Miller Challenged On State Retirement Proposals

Image of Oklahoma State Capitol building

There remains a concerted effort among some top Republican leaders here to reduce retirement benefits for new state workers and teachers, and it’s not clear how it could ultimately affect those currently paying into the pension system or those already retired.

The plan, advanced by Oklahoma Treasurer Ken Miller and endorsed by Gov. Mary Fallin, is to put new hires on a defined-contribution or 401(k)-styled plan, essentially ending pensions for all new workers, except for police officers and firefighters.
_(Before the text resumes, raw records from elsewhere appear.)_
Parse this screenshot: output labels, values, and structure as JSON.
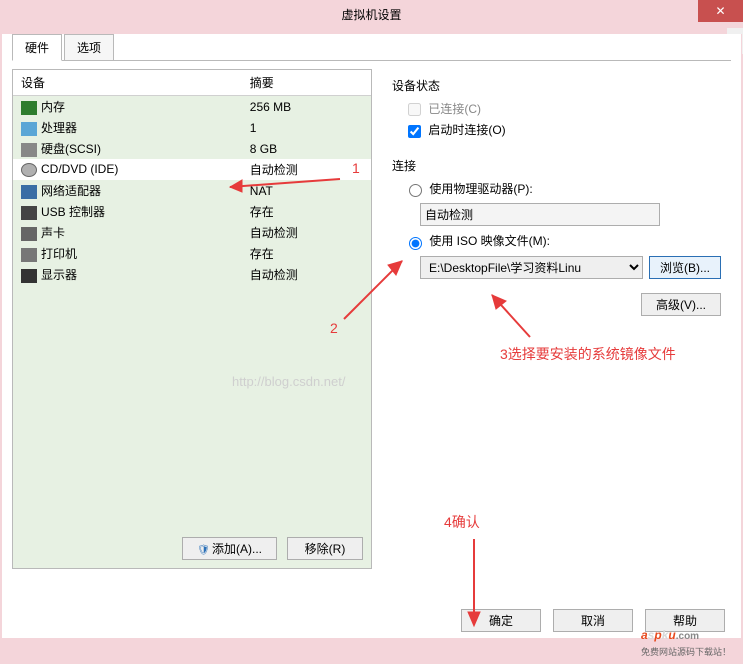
{
  "window": {
    "title": "虚拟机设置",
    "close": "✕"
  },
  "tabs": {
    "hardware": "硬件",
    "options": "选项"
  },
  "list": {
    "col_device": "设备",
    "col_summary": "摘要",
    "rows": [
      {
        "name": "内存",
        "summary": "256 MB",
        "icon": "ic-mem"
      },
      {
        "name": "处理器",
        "summary": "1",
        "icon": "ic-cpu"
      },
      {
        "name": "硬盘(SCSI)",
        "summary": "8 GB",
        "icon": "ic-disk"
      },
      {
        "name": "CD/DVD (IDE)",
        "summary": "自动检测",
        "icon": "ic-cd",
        "selected": true
      },
      {
        "name": "网络适配器",
        "summary": "NAT",
        "icon": "ic-net"
      },
      {
        "name": "USB 控制器",
        "summary": "存在",
        "icon": "ic-usb"
      },
      {
        "name": "声卡",
        "summary": "自动检测",
        "icon": "ic-snd"
      },
      {
        "name": "打印机",
        "summary": "存在",
        "icon": "ic-prn"
      },
      {
        "name": "显示器",
        "summary": "自动检测",
        "icon": "ic-disp"
      }
    ]
  },
  "left_btns": {
    "add": "添加(A)...",
    "remove": "移除(R)"
  },
  "right": {
    "status_title": "设备状态",
    "connected": "已连接(C)",
    "connect_poweron": "启动时连接(O)",
    "conn_title": "连接",
    "use_physical": "使用物理驱动器(P):",
    "physical_value": "自动检测",
    "use_iso": "使用 ISO 映像文件(M):",
    "iso_value": "E:\\DesktopFile\\学习资料Linu",
    "browse": "浏览(B)...",
    "advanced": "高级(V)..."
  },
  "footer": {
    "ok": "确定",
    "cancel": "取消",
    "help": "帮助"
  },
  "annotations": {
    "a1": "1",
    "a2": "2",
    "a3": "3选择要安装的系统镜像文件",
    "a4": "4确认"
  },
  "watermark": "http://blog.csdn.net/",
  "logo": {
    "text": "aspku",
    "tld": ".com",
    "sub": "免费网站源码下载站！"
  }
}
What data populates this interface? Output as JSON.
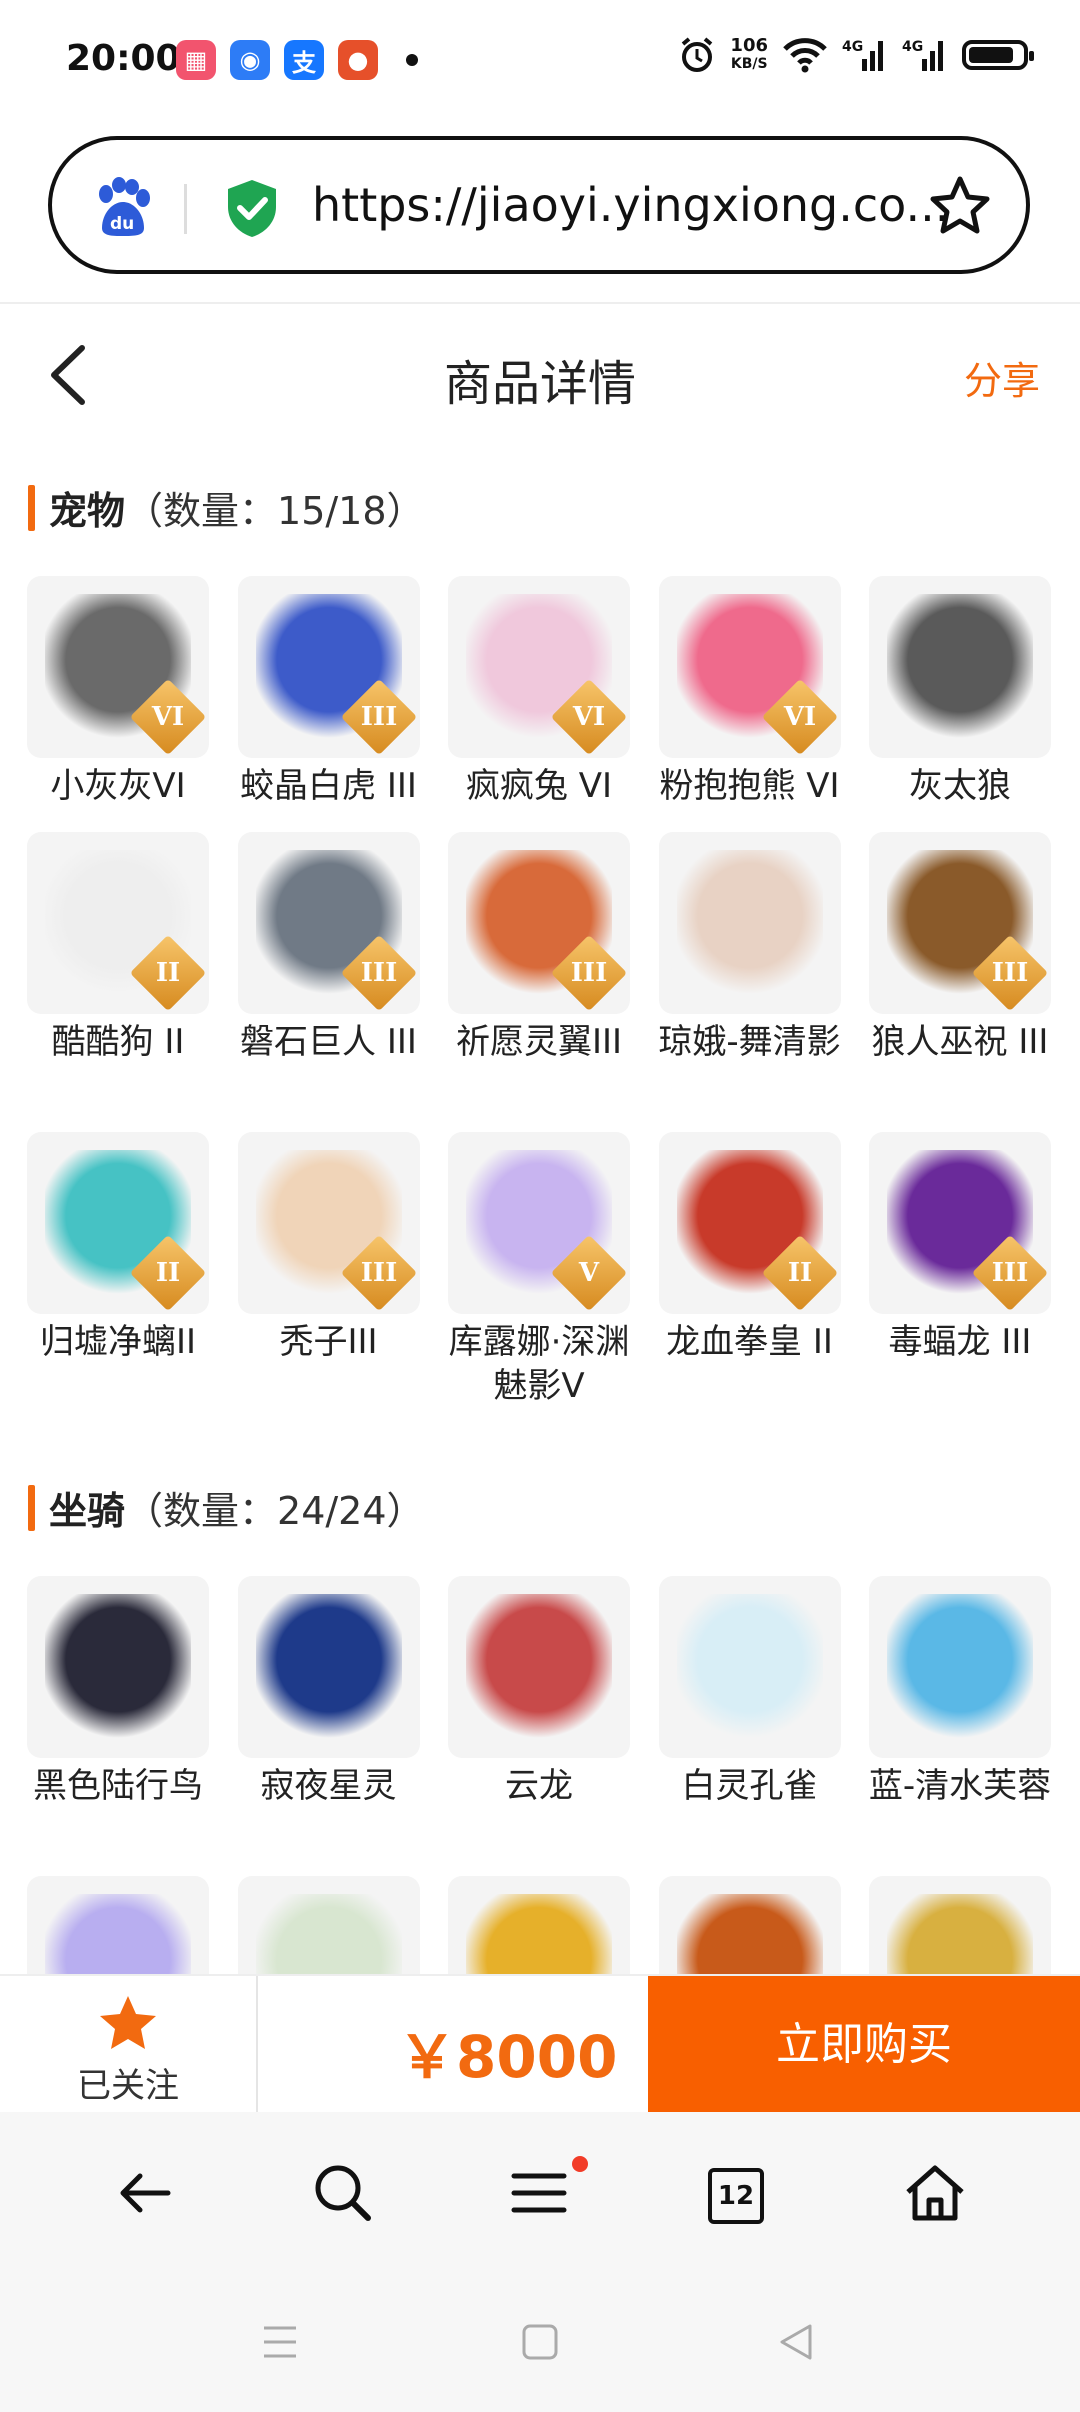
{
  "status": {
    "time": "20:00",
    "net_speed_top": "106",
    "net_speed_unit": "KB/S",
    "sig1": "4G",
    "sig2": "4G"
  },
  "browser": {
    "url": "https://jiaoyi.yingxiong.co..."
  },
  "header": {
    "title": "商品详情",
    "share": "分享"
  },
  "sections": [
    {
      "title": "宠物",
      "count": "（数量：15/18）"
    },
    {
      "title": "坐骑",
      "count": "（数量：24/24）"
    }
  ],
  "pets": [
    {
      "name": "小灰灰VI",
      "level": "VI",
      "color": "#6a6a6a"
    },
    {
      "name": "蛟晶白虎 III",
      "level": "III",
      "color": "#3d5bc9"
    },
    {
      "name": "疯疯兔 VI",
      "level": "VI",
      "color": "#f0c8dc"
    },
    {
      "name": "粉抱抱熊 VI",
      "level": "VI",
      "color": "#ef6a8c"
    },
    {
      "name": "灰太狼",
      "level": "",
      "color": "#5a5a5a"
    },
    {
      "name": "酷酷狗 II",
      "level": "II",
      "color": "#eeeeee"
    },
    {
      "name": "磐石巨人 III",
      "level": "III",
      "color": "#707a86"
    },
    {
      "name": "祈愿灵翼III",
      "level": "III",
      "color": "#d86a3a"
    },
    {
      "name": "琼娥-舞清影",
      "level": "",
      "color": "#e8d2c4"
    },
    {
      "name": "狼人巫祝 III",
      "level": "III",
      "color": "#8a5a2a"
    },
    {
      "name": "归墟净螭II",
      "level": "II",
      "color": "#46c2c4"
    },
    {
      "name": "秃子III",
      "level": "III",
      "color": "#f0d4b8"
    },
    {
      "name": "库露娜·深渊魅影V",
      "level": "V",
      "color": "#c8b4f0"
    },
    {
      "name": "龙血拳皇 II",
      "level": "II",
      "color": "#c83a2a"
    },
    {
      "name": "毒蝠龙 III",
      "level": "III",
      "color": "#6a2a9a"
    }
  ],
  "mounts": [
    {
      "name": "黑色陆行鸟",
      "color": "#2a2a3a"
    },
    {
      "name": "寂夜星灵",
      "color": "#1e3a8a"
    },
    {
      "name": "云龙",
      "color": "#c84a4a"
    },
    {
      "name": "白灵孔雀",
      "color": "#d8eef6"
    },
    {
      "name": "蓝-清水芙蓉",
      "color": "#5ab8e6"
    },
    {
      "name": "",
      "color": "#b8aef0"
    },
    {
      "name": "",
      "color": "#d8e6d0"
    },
    {
      "name": "",
      "color": "#e6b02a"
    },
    {
      "name": "",
      "color": "#c85a1a"
    },
    {
      "name": "",
      "color": "#d8b040"
    }
  ],
  "buy": {
    "follow_label": "已关注",
    "price": "￥8000",
    "buy_label": "立即购买"
  },
  "nav": {
    "tab_count": "12"
  }
}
One option under review is for the state to then pay less money into these plans, according to Miller.

But, as Republican state Auditor and Inspector Gary Jones puts it, as reported by, the “numbers don’t add up” in such a plan when it comes to meeting the obligations of the current pensions, which have a collective $11.4 billion in unfunded obligations.

Theoretically, all state workers and those already retired could face cuts in future benefits if the unfunded obligations can’t be met. How will the state meet those obligations if new workers aren’t paying into the system? That’s the most important question.

Let me be blunt: This plan, as it has been described so far, has the potential to eventually reduce retirement benefits for all state workers and teachers and even those now retired who receive state pensions. Some may see that statement as overly dramatic, but Miller’s plan has never precisely shown how the older plans will remain solvent as the state moves to the new system.

It also raises the obvious ethical question: Will it be fair for new workers and teachers to receive reduced retirement benefits in order to pay for the unfunded liabilities and more generous benefits of the pension system for more experienced workers if that’s actually Miller’s plan? It certainly could lead to moral problems and resentment.

Some version of the plan will presumably get considered by the Oklahoma Legislature next session.

Fortunately, Jones has added a new dimension to the debate and has asked some important questions. He recently pointed out, as I’ve pointed out for years, that the main culprit when it comes to unfunded liabilities are legislators who haven’t appropriately funded the state’s pensions through the years and have made other bad decisions, such as unwisely boosting the pension benefits of 500 to 600 elected officials in 1998. It’s not the fault of workers or teachers.

There’s also the question whether the $11.4 billion in unfunded liabilities actually constitutes a major crisis as Miller and some others contend. The unfunded liabilities have actually declined from $16 billion since 2010 because of some good legislative decisions and investments. Perhaps, then, all the state actually needs to do is contribute more money into the pension systems and continue to make good investments. Why all the breathless, Chicken-Little language?

Miller seems to at least partially base his argument for reducing retirement benefits on this premise: Workers in the private sector are “lucky” if they even have a retirement plan so state workers should just accept cuts. It’s a race to the bottom, a standard conservative tactic to enable further tax cuts for the wealthiest in our country.

Thus, says Miller, the new system would be “fairer to the taxpayers … , most of whom have an employer-sponsored defined contribution plan, if they are lucky,” according to a media report on the issue.

Miller also wants to consolidate the state’s seven pension plans under one board to save money, which seems innocuous enough, but Jones, according to, points out the move could lead to a loss of “a lot of expertise and a lot of knowledge,” which could lead to a decline in investment returns. It’s not as simple as Miller seems to want it to be.

As I’ve written before, there has always been an implicit understanding among the country’s rank-and-file government workers and teachers, especially in low-paying places like Oklahoma, that they trade off their lower salaries for a certain amount of job security and halfway decent benefits. Miller’s plan, as it has been presented so far, doesn’t honor that basic compromise.